Entries provided START

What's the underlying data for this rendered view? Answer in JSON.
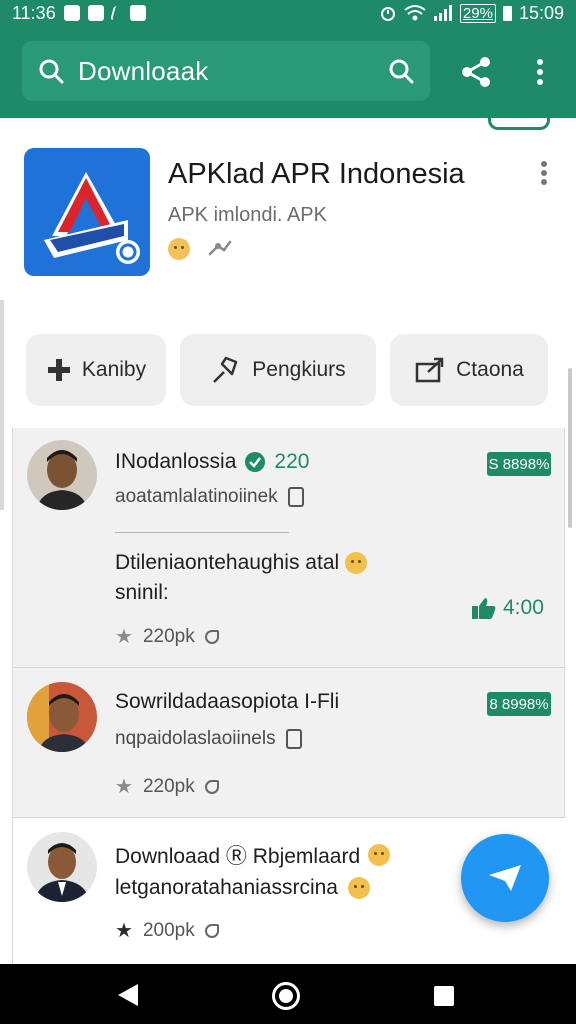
{
  "status_bar": {
    "time": "11:36",
    "battery_percent": "29%",
    "clock_right": "15:09"
  },
  "search": {
    "text": "Downloaak"
  },
  "app": {
    "title": "APKlad APR Indonesia",
    "subtitle": "APK imlondi. APK",
    "actions": [
      {
        "label": "Kaniby",
        "icon": "plus-icon"
      },
      {
        "label": "Pengkiurs",
        "icon": "pin-icon"
      },
      {
        "label": "Ctaona",
        "icon": "share-box-icon"
      }
    ]
  },
  "posts": [
    {
      "name": "INodanlossia",
      "verified_count": "220",
      "handle": "aoatamlalatinoiinek",
      "badge": "S 8898%",
      "body_line1": "Dtileniaontehaughis atal",
      "body_line2": "sninil:",
      "stats": "220pk",
      "likes": "4:00"
    },
    {
      "name": "Sowrildadaasopiota I-Fli",
      "handle": "nqpaidolaslaoiinels",
      "badge": "8 8998%",
      "stats": "220pk"
    },
    {
      "name": "Downloaad Ⓡ Rbjemlaard",
      "handle": "letganoratahaniassrcina",
      "stats": "200pk"
    }
  ],
  "colors": {
    "brand_green": "#1e8a68",
    "fab_blue": "#2196f3"
  }
}
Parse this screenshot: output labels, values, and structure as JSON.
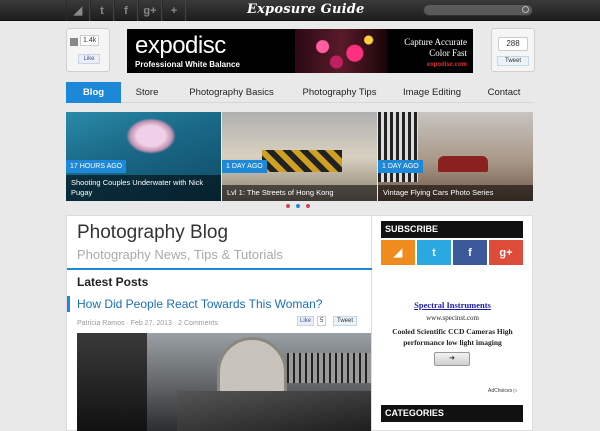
{
  "topbar": {
    "logo": "Exposure Guide",
    "social": [
      {
        "icon": "rss-icon",
        "glyph": "◢"
      },
      {
        "icon": "twitter-icon",
        "glyph": "t"
      },
      {
        "icon": "facebook-icon",
        "glyph": "f"
      },
      {
        "icon": "google-plus-icon",
        "glyph": "g+"
      },
      {
        "icon": "plus-icon",
        "glyph": "+"
      }
    ]
  },
  "header": {
    "fb_count": "1.4k",
    "fb_like": "Like",
    "tw_count": "288",
    "tw_tweet": "Tweet",
    "ad": {
      "logo": "expodisc",
      "sub": "Professional White Balance",
      "line1": "Capture Accurate",
      "line2": "Color Fast",
      "url": "expodisc.com"
    }
  },
  "nav": {
    "items": [
      {
        "label": "Blog",
        "active": true
      },
      {
        "label": "Store",
        "active": false
      },
      {
        "label": "Photography Basics",
        "active": false
      },
      {
        "label": "Photography Tips",
        "active": false
      },
      {
        "label": "Image Editing",
        "active": false
      },
      {
        "label": "Contact",
        "active": false
      }
    ]
  },
  "slider": {
    "slides": [
      {
        "badge": "17 HOURS AGO",
        "caption": "Shooting Couples Underwater with Nick Pugay"
      },
      {
        "badge": "1 DAY AGO",
        "caption": "Lvl 1: The Streets of Hong Kong"
      },
      {
        "badge": "1 DAY AGO",
        "caption": "Vintage Flying Cars Photo Series"
      }
    ]
  },
  "main": {
    "title": "Photography Blog",
    "subtitle": "Photography News, Tips & Tutorials",
    "section": "Latest Posts",
    "post": {
      "title": "How Did People React Towards This Woman?",
      "meta": "Patricia Ramos · Feb 27, 2013 · 2 Comments",
      "like": "Like",
      "like_count": "5",
      "tweet": "Tweet"
    }
  },
  "sidebar": {
    "subscribe": "SUBSCRIBE",
    "icons": [
      {
        "name": "rss-subscribe-icon",
        "glyph": "◢"
      },
      {
        "name": "twitter-subscribe-icon",
        "glyph": "t"
      },
      {
        "name": "facebook-subscribe-icon",
        "glyph": "f"
      },
      {
        "name": "google-plus-subscribe-icon",
        "glyph": "g+"
      }
    ],
    "ad": {
      "title": "Spectral Instruments",
      "url": "www.specinst.com",
      "body": "Cooled Scientific CCD Cameras High performance low light imaging",
      "button": "➜",
      "adchoices": "AdChoices ▷"
    },
    "categories": "CATEGORIES"
  },
  "colors": {
    "accent": "#1e88d8",
    "topbar": "#2a2a2a",
    "rss": "#f08c1e",
    "twitter": "#2aa9e0",
    "facebook": "#3b5998",
    "google_plus": "#dd4b39"
  }
}
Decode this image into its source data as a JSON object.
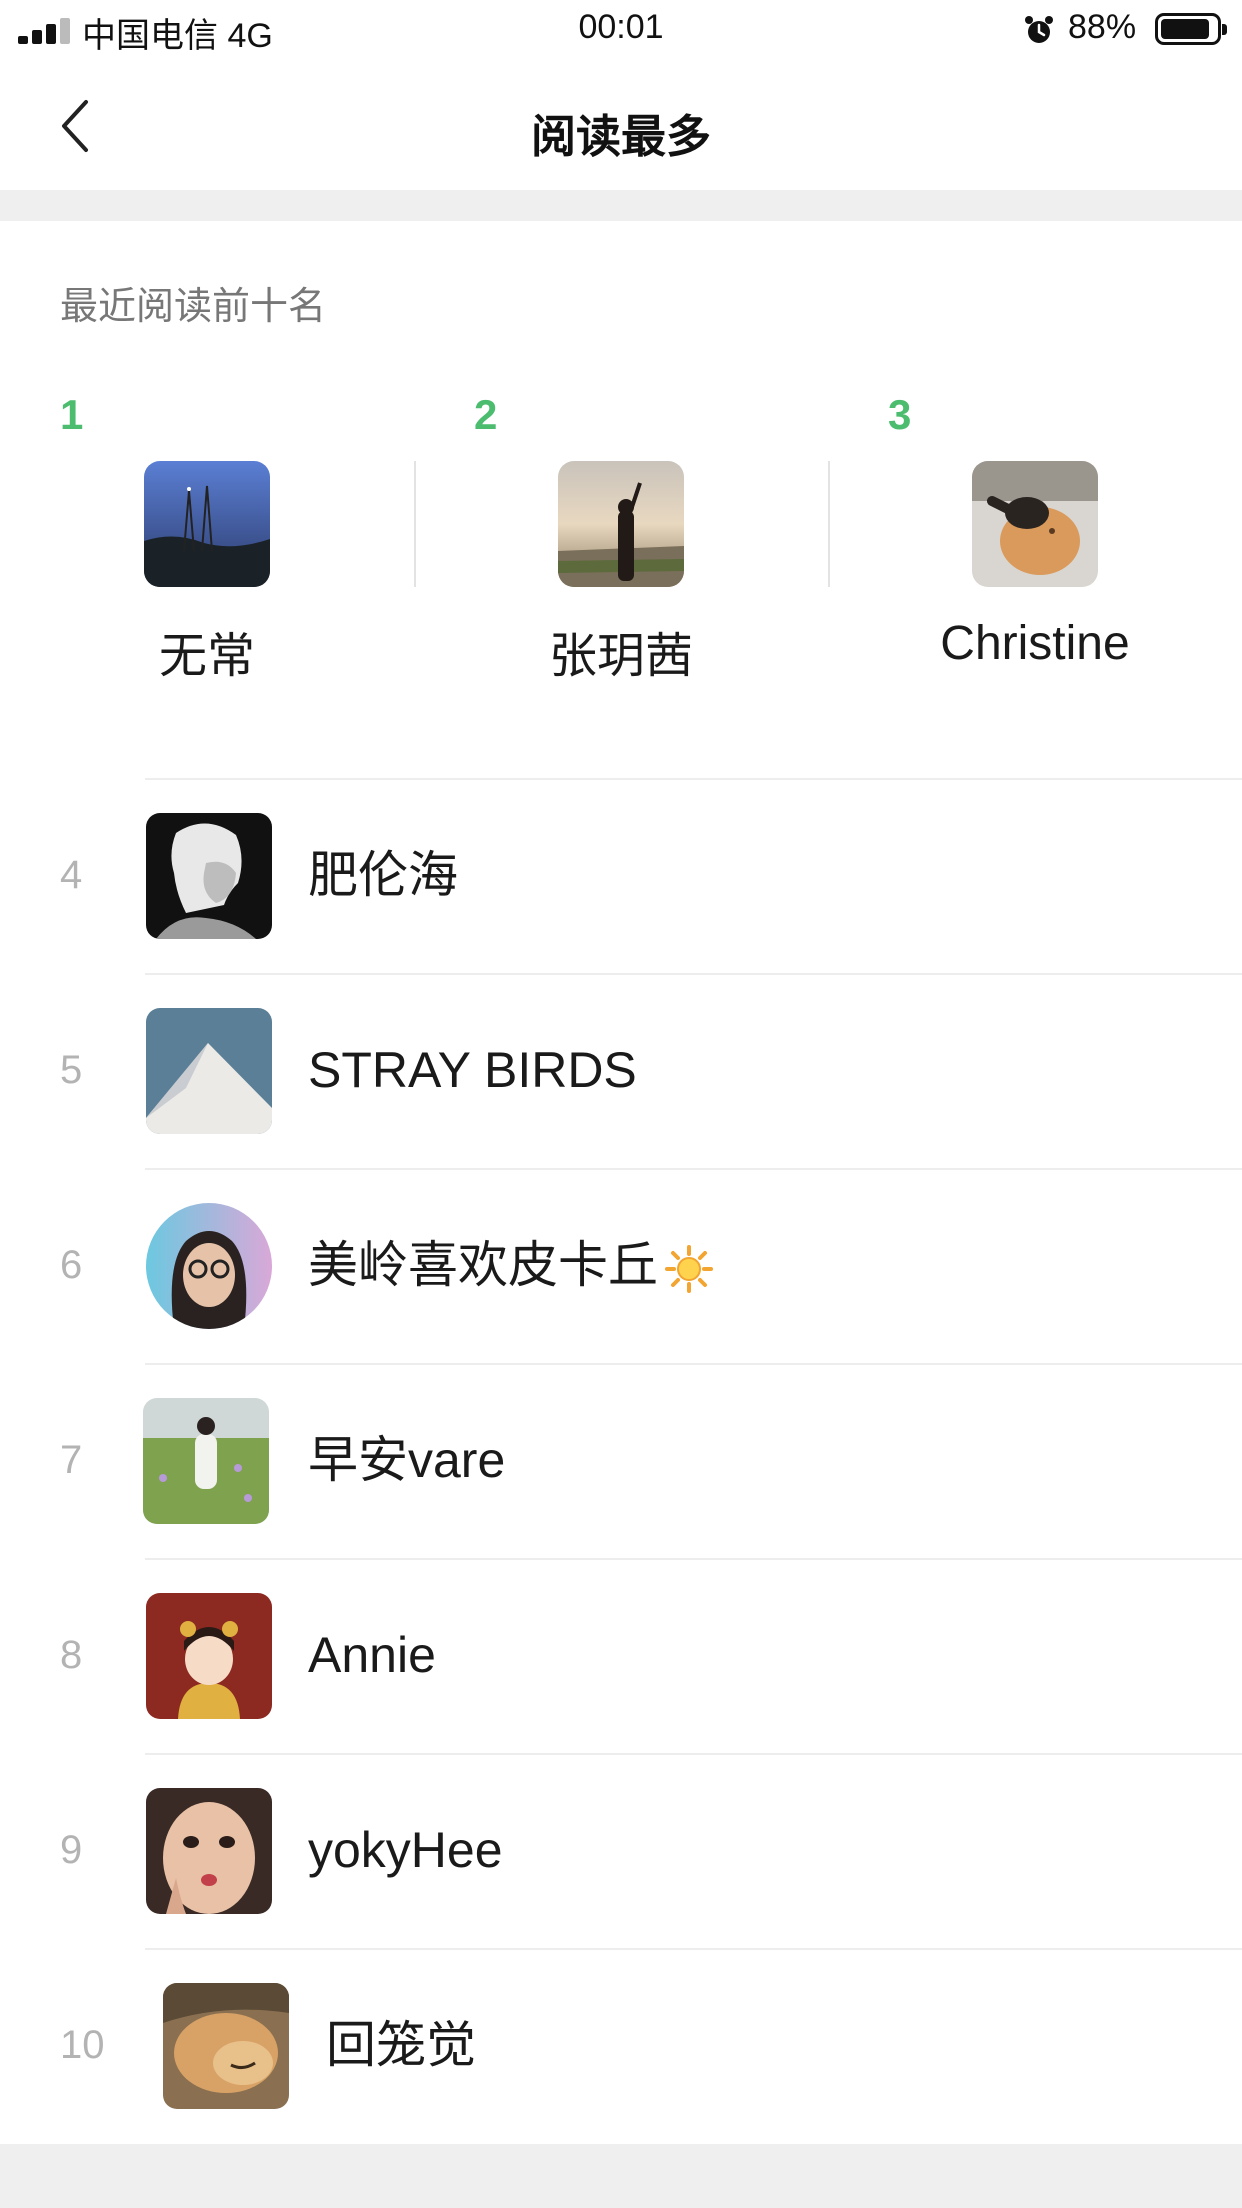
{
  "status_bar": {
    "carrier": "中国电信 4G",
    "time": "00:01",
    "battery_percent": "88%",
    "battery_level": 0.88,
    "signal_bars": 3,
    "alarm_icon": "alarm-clock-icon"
  },
  "nav": {
    "title": "阅读最多",
    "back_icon": "chevron-left-icon"
  },
  "section": {
    "title": "最近阅读前十名"
  },
  "top3": [
    {
      "rank": "1",
      "name": "无常"
    },
    {
      "rank": "2",
      "name": "张玥茜"
    },
    {
      "rank": "3",
      "name": "Christine"
    }
  ],
  "list": [
    {
      "rank": "4",
      "name": "肥伦海"
    },
    {
      "rank": "5",
      "name": "STRAY BIRDS"
    },
    {
      "rank": "6",
      "name": "美岭喜欢皮卡丘",
      "emoji_icon": "sun-icon"
    },
    {
      "rank": "7",
      "name": "早安vare"
    },
    {
      "rank": "8",
      "name": "Annie"
    },
    {
      "rank": "9",
      "name": "yokyHee"
    },
    {
      "rank": "10",
      "name": "回笼觉"
    }
  ],
  "colors": {
    "rank_top": "#4cbc6e",
    "rank_other": "#b3b3b3",
    "background": "#efefef"
  }
}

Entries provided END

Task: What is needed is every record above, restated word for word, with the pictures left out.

Answer space:
What's the underlying data for this rendered view? Answer in JSON.
{
  "status_bar": {
    "time": "11:36",
    "battery_percent": "29%",
    "clock_right": "15:09"
  },
  "search": {
    "text": "Downloaak"
  },
  "app": {
    "title": "APKlad APR Indonesia",
    "subtitle": "APK imlondi. APK",
    "actions": [
      {
        "label": "Kaniby",
        "icon": "plus-icon"
      },
      {
        "label": "Pengkiurs",
        "icon": "pin-icon"
      },
      {
        "label": "Ctaona",
        "icon": "share-box-icon"
      }
    ]
  },
  "posts": [
    {
      "name": "INodanlossia",
      "verified_count": "220",
      "handle": "aoatamlalatinoiinek",
      "badge": "S 8898%",
      "body_line1": "Dtileniaontehaughis atal",
      "body_line2": "sninil:",
      "stats": "220pk",
      "likes": "4:00"
    },
    {
      "name": "Sowrildadaasopiota I-Fli",
      "handle": "nqpaidolaslaoiinels",
      "badge": "8 8998%",
      "stats": "220pk"
    },
    {
      "name": "Downloaad Ⓡ Rbjemlaard",
      "handle": "letganoratahaniassrcina",
      "stats": "200pk"
    }
  ],
  "colors": {
    "brand_green": "#1e8a68",
    "fab_blue": "#2196f3"
  }
}
Parse this screenshot: output labels, values, and structure as JSON.
{
  "topbar": {
    "logo": "Exposure Guide",
    "social": [
      {
        "icon": "rss-icon",
        "glyph": "◢"
      },
      {
        "icon": "twitter-icon",
        "glyph": "t"
      },
      {
        "icon": "facebook-icon",
        "glyph": "f"
      },
      {
        "icon": "google-plus-icon",
        "glyph": "g+"
      },
      {
        "icon": "plus-icon",
        "glyph": "+"
      }
    ]
  },
  "header": {
    "fb_count": "1.4k",
    "fb_like": "Like",
    "tw_count": "288",
    "tw_tweet": "Tweet",
    "ad": {
      "logo": "expodisc",
      "sub": "Professional White Balance",
      "line1": "Capture Accurate",
      "line2": "Color Fast",
      "url": "expodisc.com"
    }
  },
  "nav": {
    "items": [
      {
        "label": "Blog",
        "active": true
      },
      {
        "label": "Store",
        "active": false
      },
      {
        "label": "Photography Basics",
        "active": false
      },
      {
        "label": "Photography Tips",
        "active": false
      },
      {
        "label": "Image Editing",
        "active": false
      },
      {
        "label": "Contact",
        "active": false
      }
    ]
  },
  "slider": {
    "slides": [
      {
        "badge": "17 HOURS AGO",
        "caption": "Shooting Couples Underwater with Nick Pugay"
      },
      {
        "badge": "1 DAY AGO",
        "caption": "Lvl 1: The Streets of Hong Kong"
      },
      {
        "badge": "1 DAY AGO",
        "caption": "Vintage Flying Cars Photo Series"
      }
    ]
  },
  "main": {
    "title": "Photography Blog",
    "subtitle": "Photography News, Tips & Tutorials",
    "section": "Latest Posts",
    "post": {
      "title": "How Did People React Towards This Woman?",
      "meta": "Patricia Ramos · Feb 27, 2013 · 2 Comments",
      "like": "Like",
      "like_count": "5",
      "tweet": "Tweet"
    }
  },
  "sidebar": {
    "subscribe": "SUBSCRIBE",
    "icons": [
      {
        "name": "rss-subscribe-icon",
        "glyph": "◢"
      },
      {
        "name": "twitter-subscribe-icon",
        "glyph": "t"
      },
      {
        "name": "facebook-subscribe-icon",
        "glyph": "f"
      },
      {
        "name": "google-plus-subscribe-icon",
        "glyph": "g+"
      }
    ],
    "ad": {
      "title": "Spectral Instruments",
      "url": "www.specinst.com",
      "body": "Cooled Scientific CCD Cameras High performance low light imaging",
      "button": "➜",
      "adchoices": "AdChoices ▷"
    },
    "categories": "CATEGORIES"
  },
  "colors": {
    "accent": "#1e88d8",
    "topbar": "#2a2a2a",
    "rss": "#f08c1e",
    "twitter": "#2aa9e0",
    "facebook": "#3b5998",
    "google_plus": "#dd4b39"
  }
}
Decode this image into its source data as a JSON object.
{
  "status_bar": {
    "carrier": "中国电信 4G",
    "time": "00:01",
    "battery_percent": "88%",
    "battery_level": 0.88,
    "signal_bars": 3,
    "alarm_icon": "alarm-clock-icon"
  },
  "nav": {
    "title": "阅读最多",
    "back_icon": "chevron-left-icon"
  },
  "section": {
    "title": "最近阅读前十名"
  },
  "top3": [
    {
      "rank": "1",
      "name": "无常"
    },
    {
      "rank": "2",
      "name": "张玥茜"
    },
    {
      "rank": "3",
      "name": "Christine"
    }
  ],
  "list": [
    {
      "rank": "4",
      "name": "肥伦海"
    },
    {
      "rank": "5",
      "name": "STRAY BIRDS"
    },
    {
      "rank": "6",
      "name": "美岭喜欢皮卡丘",
      "emoji_icon": "sun-icon"
    },
    {
      "rank": "7",
      "name": "早安vare"
    },
    {
      "rank": "8",
      "name": "Annie"
    },
    {
      "rank": "9",
      "name": "yokyHee"
    },
    {
      "rank": "10",
      "name": "回笼觉"
    }
  ],
  "colors": {
    "rank_top": "#4cbc6e",
    "rank_other": "#b3b3b3",
    "background": "#efefef"
  }
}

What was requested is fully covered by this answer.